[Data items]

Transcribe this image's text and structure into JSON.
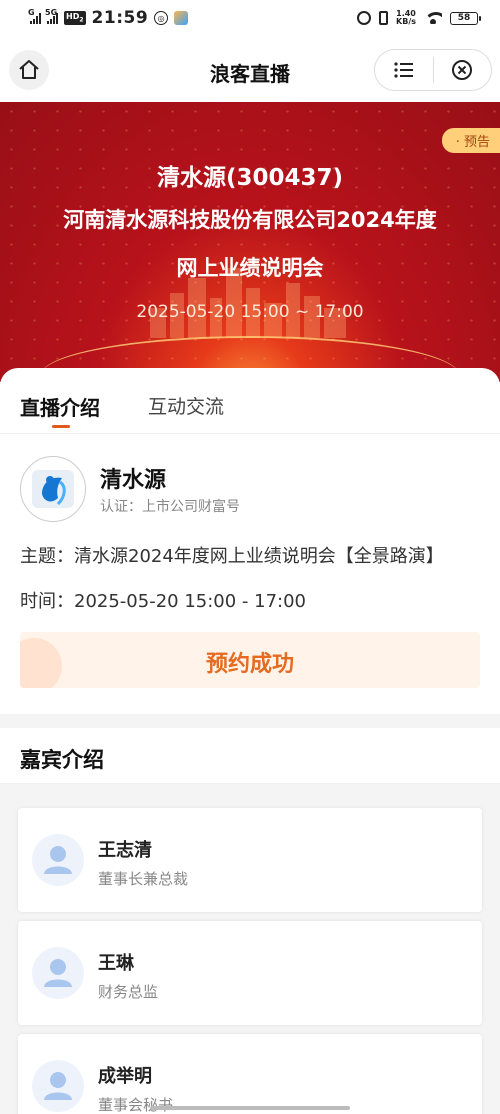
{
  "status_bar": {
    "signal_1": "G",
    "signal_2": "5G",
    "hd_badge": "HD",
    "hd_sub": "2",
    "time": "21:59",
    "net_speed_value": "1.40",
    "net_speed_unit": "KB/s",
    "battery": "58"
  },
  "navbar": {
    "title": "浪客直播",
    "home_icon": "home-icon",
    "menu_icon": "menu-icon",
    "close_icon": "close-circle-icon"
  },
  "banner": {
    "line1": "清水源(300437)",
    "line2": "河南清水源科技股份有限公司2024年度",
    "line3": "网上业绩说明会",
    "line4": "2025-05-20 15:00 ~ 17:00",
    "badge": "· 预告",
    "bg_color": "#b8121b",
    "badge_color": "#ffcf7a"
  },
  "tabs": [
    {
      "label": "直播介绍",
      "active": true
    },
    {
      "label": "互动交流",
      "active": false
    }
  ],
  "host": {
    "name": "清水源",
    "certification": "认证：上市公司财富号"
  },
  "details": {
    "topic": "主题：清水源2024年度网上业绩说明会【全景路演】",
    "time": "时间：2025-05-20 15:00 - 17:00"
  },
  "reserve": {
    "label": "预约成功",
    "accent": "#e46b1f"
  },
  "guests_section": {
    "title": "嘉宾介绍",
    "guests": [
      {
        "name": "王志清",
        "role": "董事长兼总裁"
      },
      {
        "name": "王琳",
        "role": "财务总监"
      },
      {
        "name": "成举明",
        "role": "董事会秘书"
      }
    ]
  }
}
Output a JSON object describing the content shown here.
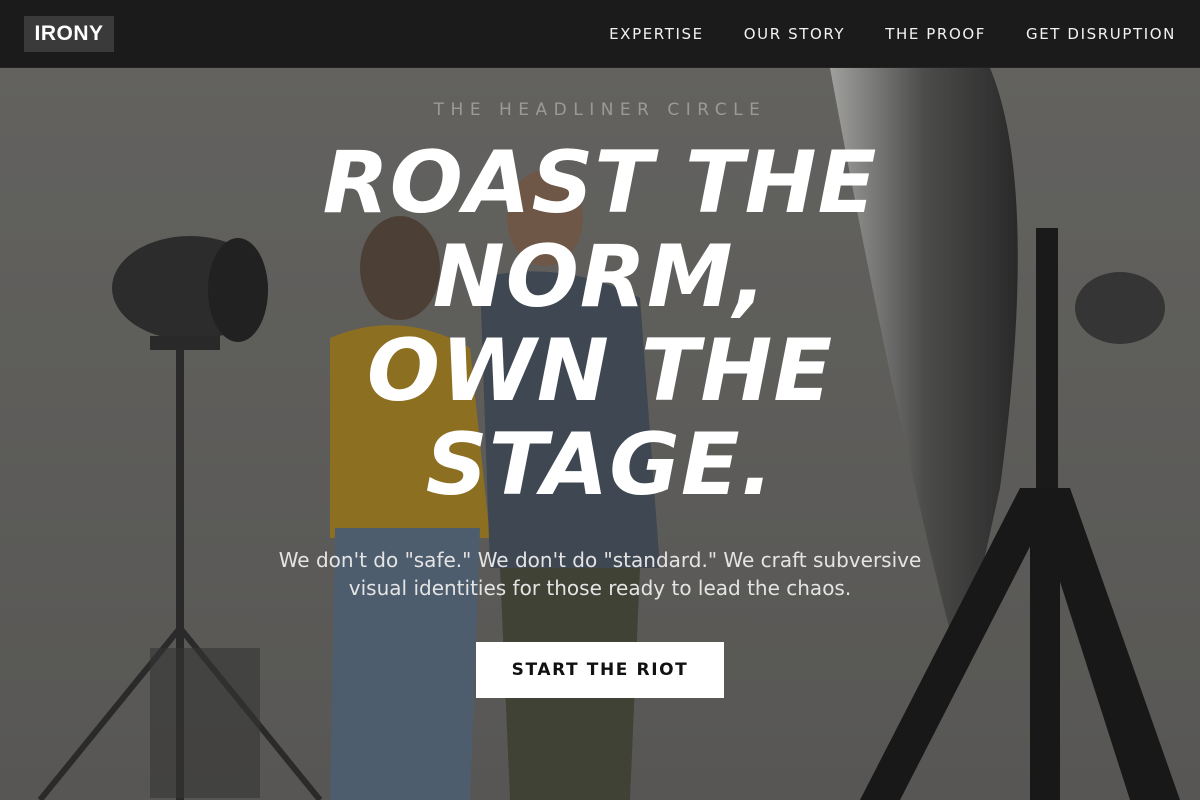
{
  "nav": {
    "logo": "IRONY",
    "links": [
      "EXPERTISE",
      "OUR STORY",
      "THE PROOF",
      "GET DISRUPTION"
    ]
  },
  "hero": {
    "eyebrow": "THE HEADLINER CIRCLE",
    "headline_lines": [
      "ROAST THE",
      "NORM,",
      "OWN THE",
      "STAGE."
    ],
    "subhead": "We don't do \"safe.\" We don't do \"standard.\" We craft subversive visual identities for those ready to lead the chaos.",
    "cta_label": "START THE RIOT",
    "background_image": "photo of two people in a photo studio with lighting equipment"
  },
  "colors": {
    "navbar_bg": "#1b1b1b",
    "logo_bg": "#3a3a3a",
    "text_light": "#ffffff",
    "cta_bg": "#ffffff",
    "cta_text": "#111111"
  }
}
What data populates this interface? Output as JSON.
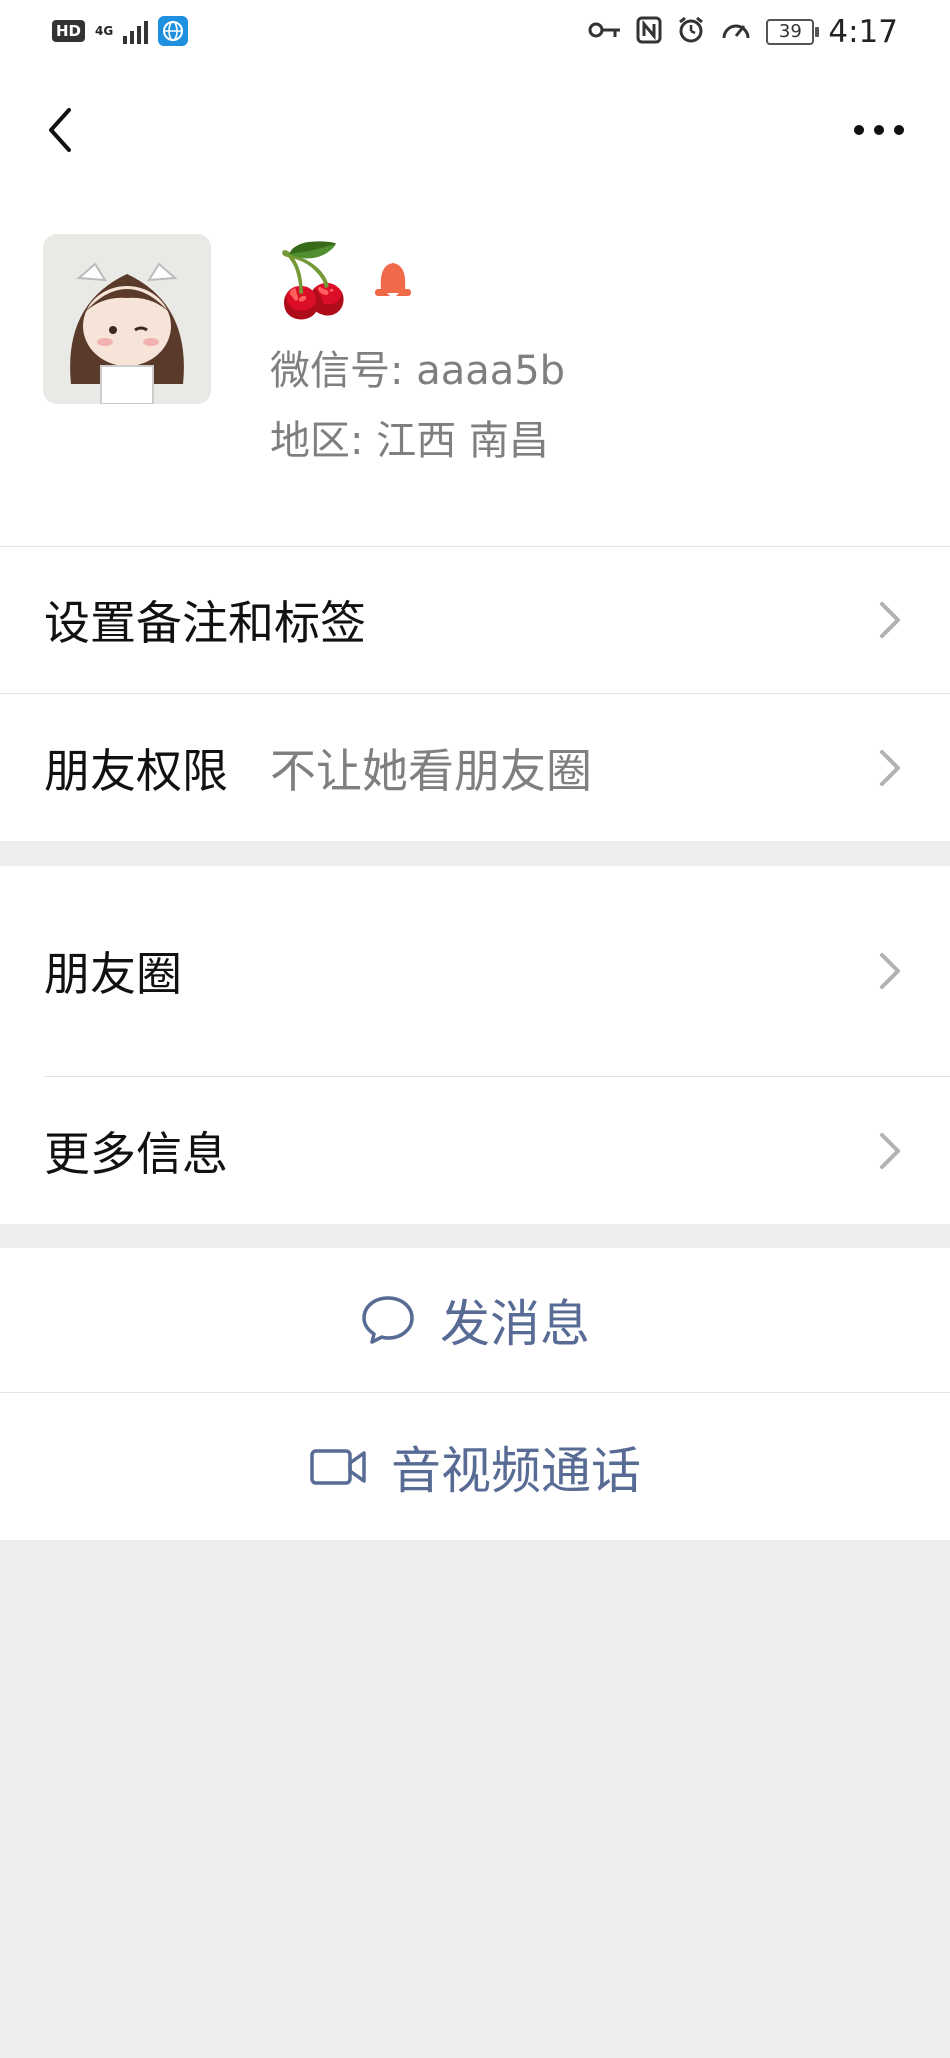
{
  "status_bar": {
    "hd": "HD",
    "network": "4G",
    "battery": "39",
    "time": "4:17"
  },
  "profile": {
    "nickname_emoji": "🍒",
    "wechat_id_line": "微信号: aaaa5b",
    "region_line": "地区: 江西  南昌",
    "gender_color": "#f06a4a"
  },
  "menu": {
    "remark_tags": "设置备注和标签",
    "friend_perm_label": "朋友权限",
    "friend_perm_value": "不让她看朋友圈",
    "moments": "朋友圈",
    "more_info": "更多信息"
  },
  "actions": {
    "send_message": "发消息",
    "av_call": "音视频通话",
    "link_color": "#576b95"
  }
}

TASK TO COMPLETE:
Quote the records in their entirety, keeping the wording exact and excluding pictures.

RESULT FOR THIS EXERCISE:
Transcribe this image's text and structure into JSON.
{
  "status_bar": {
    "signal_1": "G",
    "signal_2": "5G",
    "hd_badge": "HD",
    "hd_sub": "2",
    "time": "21:59",
    "net_speed_value": "1.40",
    "net_speed_unit": "KB/s",
    "battery": "58"
  },
  "navbar": {
    "title": "浪客直播",
    "home_icon": "home-icon",
    "menu_icon": "menu-icon",
    "close_icon": "close-circle-icon"
  },
  "banner": {
    "line1": "清水源(300437)",
    "line2": "河南清水源科技股份有限公司2024年度",
    "line3": "网上业绩说明会",
    "line4": "2025-05-20 15:00 ~ 17:00",
    "badge": "· 预告",
    "bg_color": "#b8121b",
    "badge_color": "#ffcf7a"
  },
  "tabs": [
    {
      "label": "直播介绍",
      "active": true
    },
    {
      "label": "互动交流",
      "active": false
    }
  ],
  "host": {
    "name": "清水源",
    "certification": "认证：上市公司财富号"
  },
  "details": {
    "topic": "主题：清水源2024年度网上业绩说明会【全景路演】",
    "time": "时间：2025-05-20 15:00 - 17:00"
  },
  "reserve": {
    "label": "预约成功",
    "accent": "#e46b1f"
  },
  "guests_section": {
    "title": "嘉宾介绍",
    "guests": [
      {
        "name": "王志清",
        "role": "董事长兼总裁"
      },
      {
        "name": "王琳",
        "role": "财务总监"
      },
      {
        "name": "成举明",
        "role": "董事会秘书"
      }
    ]
  }
}
Output a JSON object describing the content shown here.
{
  "nav": {
    "logo": "IRONY",
    "links": [
      "EXPERTISE",
      "OUR STORY",
      "THE PROOF",
      "GET DISRUPTION"
    ]
  },
  "hero": {
    "eyebrow": "THE HEADLINER CIRCLE",
    "headline_lines": [
      "ROAST THE",
      "NORM,",
      "OWN THE",
      "STAGE."
    ],
    "subhead": "We don't do \"safe.\" We don't do \"standard.\" We craft subversive visual identities for those ready to lead the chaos.",
    "cta_label": "START THE RIOT",
    "background_image": "photo of two people in a photo studio with lighting equipment"
  },
  "colors": {
    "navbar_bg": "#1b1b1b",
    "logo_bg": "#3a3a3a",
    "text_light": "#ffffff",
    "cta_bg": "#ffffff",
    "cta_text": "#111111"
  }
}
What data populates this interface? Output as JSON.
{
  "status_bar": {
    "hd": "HD",
    "network": "4G",
    "battery": "39",
    "time": "4:17"
  },
  "profile": {
    "nickname_emoji": "🍒",
    "wechat_id_line": "微信号: aaaa5b",
    "region_line": "地区: 江西  南昌",
    "gender_color": "#f06a4a"
  },
  "menu": {
    "remark_tags": "设置备注和标签",
    "friend_perm_label": "朋友权限",
    "friend_perm_value": "不让她看朋友圈",
    "moments": "朋友圈",
    "more_info": "更多信息"
  },
  "actions": {
    "send_message": "发消息",
    "av_call": "音视频通话",
    "link_color": "#576b95"
  }
}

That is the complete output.